October 03, 2022 – A teen writing their college essay on a mobile phone in a fast-food parking lot because they don’t have internet at home. A cancer patient forgoing their follow-up telehealth appointment due to a lack of internet connectivity in their neighborhood. And a family lacking the bandwidth needed to enjoy a Friday night movie together. These moments, and countless others, demonstrate the challenges of living in the digital divide — the gap between those able to fully participate in the modern online world and those who cannot.
For the millions living in the digital divide across the country, this isn’t a temporary inconvenience, it’s a daily reality. Left unaddressed, the digital divide could continue to be a chasm between the haves and have nots within our society. If we don’t urgently confront the challenges posed by the digital divide, we all miss the creativity, ingenuity and problem-solving of our peers and neighbors.
This October, as part of our $2 billion commitment from 2021 to 2023 to help close the digital divide, AT&T is launching their Bridge to Possibility: Closing the digital divide, together campaign.This is a month-long, company-wide initiative to drive awareness of the digital divide and the collective response needed to address it.
Building this bridge requires us to come together across businesses, nonprofits and government to make meaningful progress. With advancements in technology, federal investments in broadband infrastructure and a renewed commitment to digital equity, we have a once-in-a-generation opportunity to bring high-quality connectivity to millions of homes, schools and businesses in communities that need it most.
But building a bridge to possibility requires us to go beyond providing access to affordable high-speed internet. We must also demonstrate how broadband connectivity tangibly improves lives.
We’ll share stories of how we’re continuously tackling the challenges of access, affordability and adoption. Working with states, Tribal governments and municipalities, we’re committed to bringing high-quality connectivity to parts of the country with limited or no access, like through our public-private partnership with Vanderburgh County, Indiana and our ongoing work with Tribal lands. With our nonprofit relationships, we’re adding to our network of Connected Learning Centers to support communities in Atlanta, Detroit, Los Angeles and others. Connectivity sparks possibility no matter where you are.
Additionally, thousands of AT&T employees and our Employee Groups (EGs) will mobilize to give back to their communities. We’ll recognize their commitment to social good with city celebrations where employees will assemble 10,000 connected learning kits for students in need and host device distributions across the nation, along with additional volunteer activities.
Together, with our people and our collaborators, we are helping create healthier, stronger communities. Our greatest impact can only be realized when we bring the benefits of broadband and digital access to all.
One thought on “AT&T Launching Campaign to Help Close the Digital Divide”

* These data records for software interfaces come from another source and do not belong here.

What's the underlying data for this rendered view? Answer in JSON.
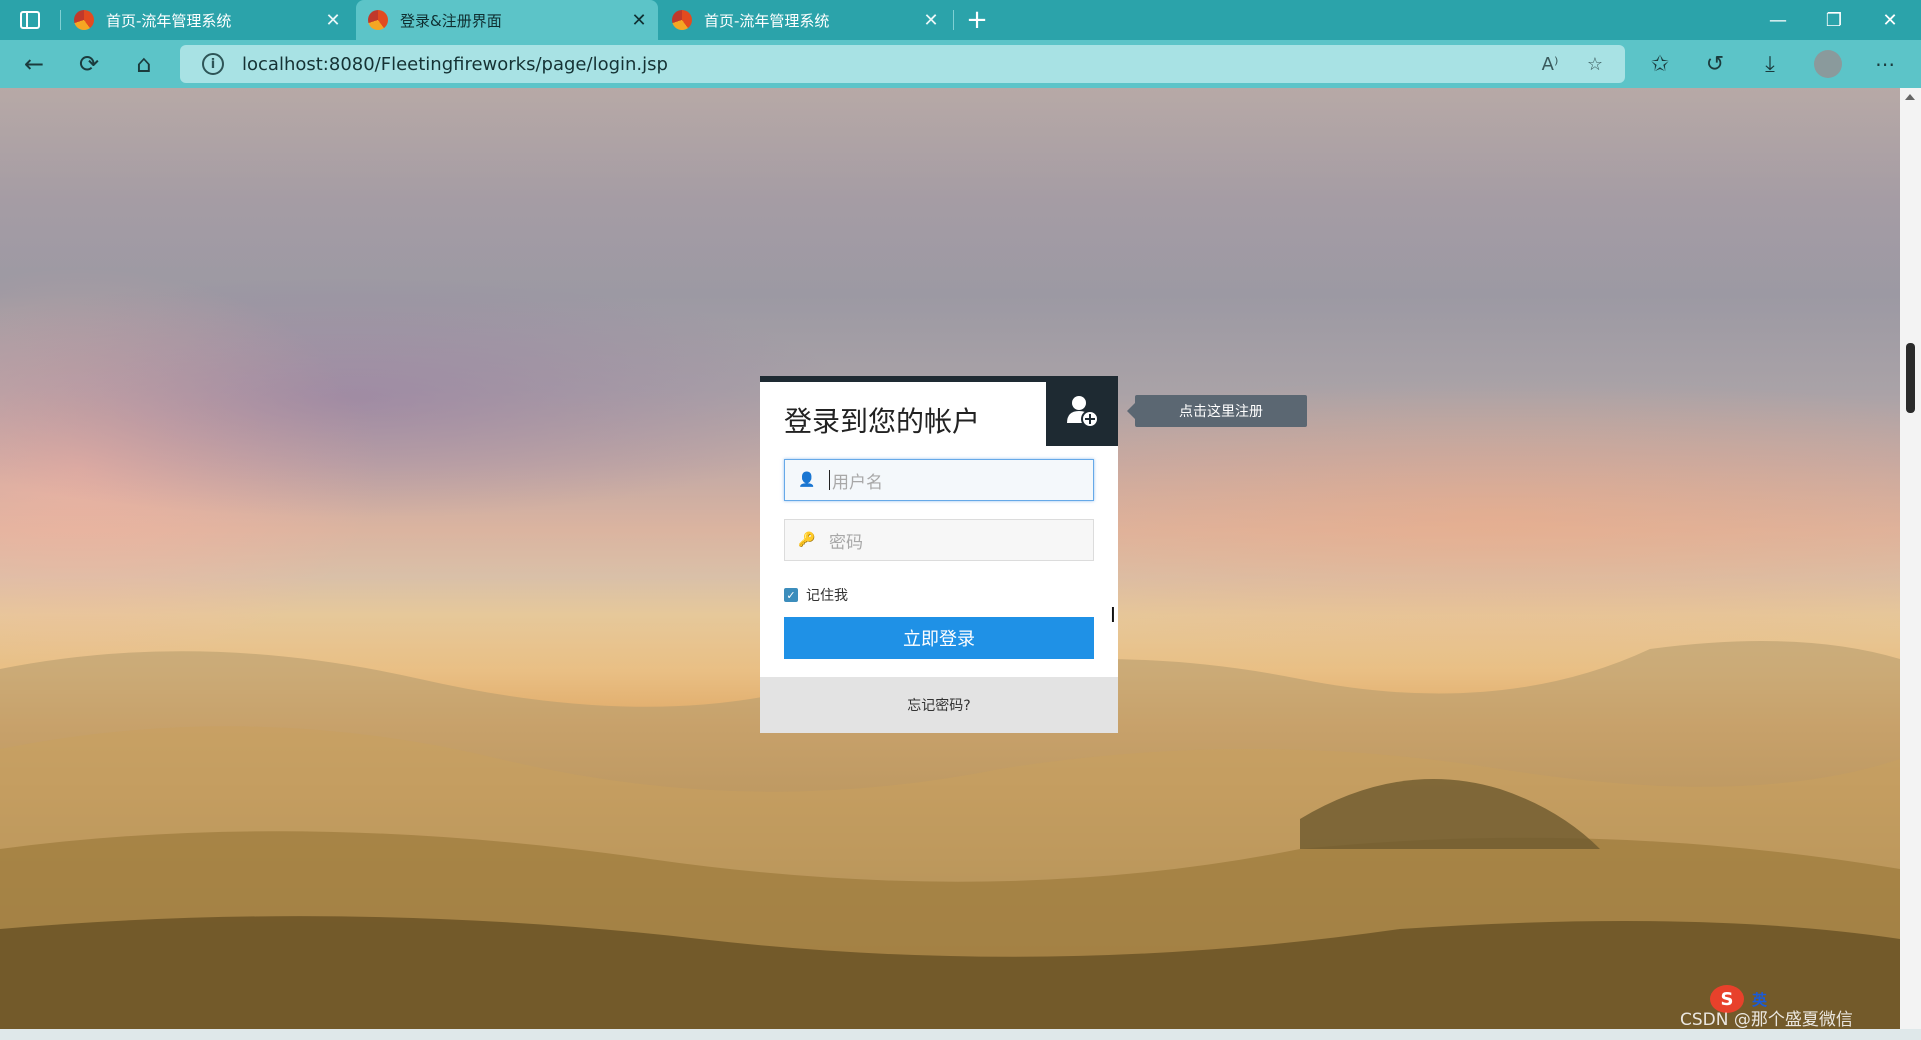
{
  "browser": {
    "tabs": [
      {
        "label": "首页-流年管理系统",
        "active": false
      },
      {
        "label": "登录&注册界面",
        "active": true
      },
      {
        "label": "首页-流年管理系统",
        "active": false
      }
    ],
    "new_tab_icon": "plus-icon",
    "address": "localhost:8080/Fleetingfireworks/page/login.jsp",
    "info_icon_glyph": "i",
    "read_aloud_glyph": "A⁾"
  },
  "login": {
    "title": "登录到您的帐户",
    "register_tooltip": "点击这里注册",
    "username_placeholder": "用户名",
    "password_placeholder": "密码",
    "remember_label": "记住我",
    "login_button": "立即登录",
    "forgot_link": "忘记密码?"
  },
  "overlay": {
    "watermark": "CSDN @那个盛夏微信",
    "ime_logo": "S",
    "ime_lang": "英"
  },
  "colors": {
    "tabbar": "#2ba3aa",
    "navbar": "#5cc4c8",
    "card_dark": "#1e2a32",
    "primary": "#1f91e6"
  }
}
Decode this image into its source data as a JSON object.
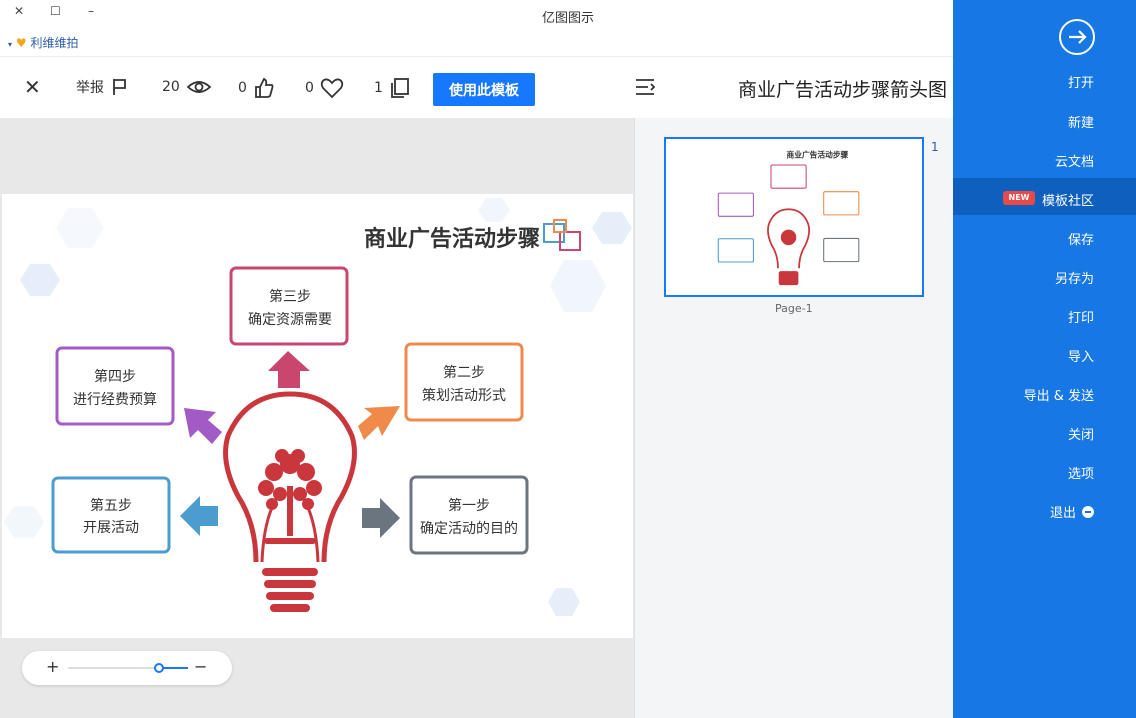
{
  "window": {
    "title": "亿图图示",
    "user": "利维维拍"
  },
  "toolbar": {
    "close_label": "✕",
    "report_label": "举报",
    "views": "20",
    "likes": "0",
    "favorites": "0",
    "copies": "1",
    "use_template": "使用此模板",
    "doc_title": "商业广告活动步骤箭头图"
  },
  "diagram": {
    "title": "商业广告活动步骤",
    "steps": [
      {
        "title": "第一步",
        "desc": "确定活动的目的",
        "color": "#6b7580"
      },
      {
        "title": "第二步",
        "desc": "策划活动形式",
        "color": "#f08a4b"
      },
      {
        "title": "第三步",
        "desc": "确定资源需要",
        "color": "#c9466e"
      },
      {
        "title": "第四步",
        "desc": "进行经费预算",
        "color": "#a25bc4"
      },
      {
        "title": "第五步",
        "desc": "开展活动",
        "color": "#4b9ccf"
      }
    ],
    "bulb_color": "#c9373d"
  },
  "zoom": {
    "plus": "+",
    "minus": "−"
  },
  "pages": {
    "number": "1",
    "label": "Page-1"
  },
  "sidebar": {
    "items": [
      {
        "label": "打开"
      },
      {
        "label": "新建"
      },
      {
        "label": "云文档"
      },
      {
        "label": "模板社区",
        "badge": "NEW",
        "active": true
      },
      {
        "label": "保存"
      },
      {
        "label": "另存为"
      },
      {
        "label": "打印"
      },
      {
        "label": "导入"
      },
      {
        "label": "导出 & 发送"
      },
      {
        "label": "关闭"
      },
      {
        "label": "选项"
      },
      {
        "label": "退出"
      }
    ]
  },
  "colors": {
    "accent": "#1677ff",
    "sidebar": "#1677e5",
    "sidebar_active": "#0f5fbf",
    "badge": "#e84a4a"
  }
}
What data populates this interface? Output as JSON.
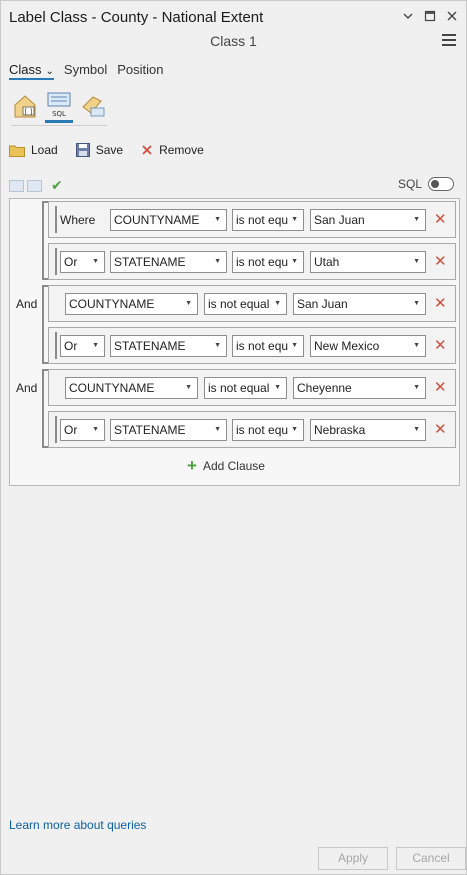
{
  "window": {
    "title": "Label Class - County - National Extent",
    "subtitle": "Class 1"
  },
  "tabs": [
    {
      "label": "Class",
      "active": true,
      "has_dropdown": true
    },
    {
      "label": "Symbol",
      "active": false
    },
    {
      "label": "Position",
      "active": false
    }
  ],
  "icons": {
    "selected_label": "SQL"
  },
  "actions": {
    "load": "Load",
    "save": "Save",
    "remove": "Remove"
  },
  "sql_toggle": {
    "label": "SQL",
    "on": false
  },
  "clauses": [
    {
      "connector": "Where",
      "field": "COUNTYNAME",
      "operator": "is not equ",
      "value": "San Juan"
    },
    {
      "connector": "Or",
      "field": "STATENAME",
      "operator": "is not equ",
      "value": "Utah"
    },
    {
      "group_connector": "And",
      "field": "COUNTYNAME",
      "operator": "is not equal",
      "value": "San Juan"
    },
    {
      "connector": "Or",
      "field": "STATENAME",
      "operator": "is not equ",
      "value": "New Mexico"
    },
    {
      "group_connector": "And",
      "field": "COUNTYNAME",
      "operator": "is not equal",
      "value": "Cheyenne"
    },
    {
      "connector": "Or",
      "field": "STATENAME",
      "operator": "is not equ",
      "value": "Nebraska"
    }
  ],
  "add_clause_label": "Add Clause",
  "learn_more": "Learn more about queries",
  "footer": {
    "apply": "Apply",
    "cancel": "Cancel"
  },
  "colors": {
    "accent": "#2a7ab8",
    "remove_x": "#d14f3e",
    "add_plus": "#4ca23e",
    "link": "#0a5f9e"
  }
}
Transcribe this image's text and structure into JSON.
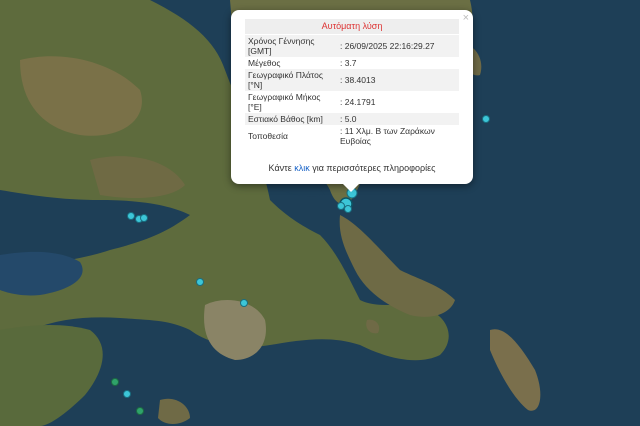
{
  "popup": {
    "title": "Αυτόματη λύση",
    "close_glyph": "×",
    "rows": [
      {
        "label": "Χρόνος Γέννησης [GMT]",
        "value": ": 26/09/2025 22:16:29.27"
      },
      {
        "label": "Μέγεθος",
        "value": ": 3.7"
      },
      {
        "label": "Γεωγραφικό Πλάτος [°N]",
        "value": ": 38.4013"
      },
      {
        "label": "Γεωγραφικό Μήκος [°E]",
        "value": ": 24.1791"
      },
      {
        "label": "Εστιακό Βάθος [km]",
        "value": ": 5.0"
      },
      {
        "label": "Τοποθεσία",
        "value": ": 11 Χλμ. Β των Ζαράκων Ευβοίας"
      }
    ],
    "footer_before": "Κάντε ",
    "footer_link": "κλικ",
    "footer_after": " για περισσότερες πληροφορίες"
  },
  "colors": {
    "sea": "#1e3f57",
    "land": "#5c6a3c",
    "marker_cyan": "#3cc6d8",
    "marker_green": "#2fa36a",
    "title_red": "#d33333"
  }
}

I do not believe for one second that AT7T has any motive for doing anything that seems “good” for people unless it’s also “good” for their very fat wallets and company bottom line. They are an absolute nightmare where I live and NOBODY will a do a thing about it. I have been telling people for two years that they are bypassing rural areas for better (or at least dependable connections). I just recently had the cable and COPPER wire (the same exact wire that was placed for phone service umpteen million years ago) reburied after it laid on top of the ground for over a year. Last tech that was out gave me that piece of information about the wiring and also told me it would be another 5 years OR LONGER before they even started on anything here. The company that got the money to lay fiber right through this area, stopped at the back of my property and then jumped over my entire community to pick back up with the people who were already their clients! I thought the funds were supposed to be used to help the rural areas because kids have school things that need done on a computer? I was denied a job because my internet couldn’t muster up the speed needed to qualify! I have emailed and called ADECA, the USDA, the freaking Governor’s Office for crying out loud and no one will tell me the one piece of info I need, which is what federal agency is handling my area. AT&T is a greedy, lying piece of garbage and should be shut down.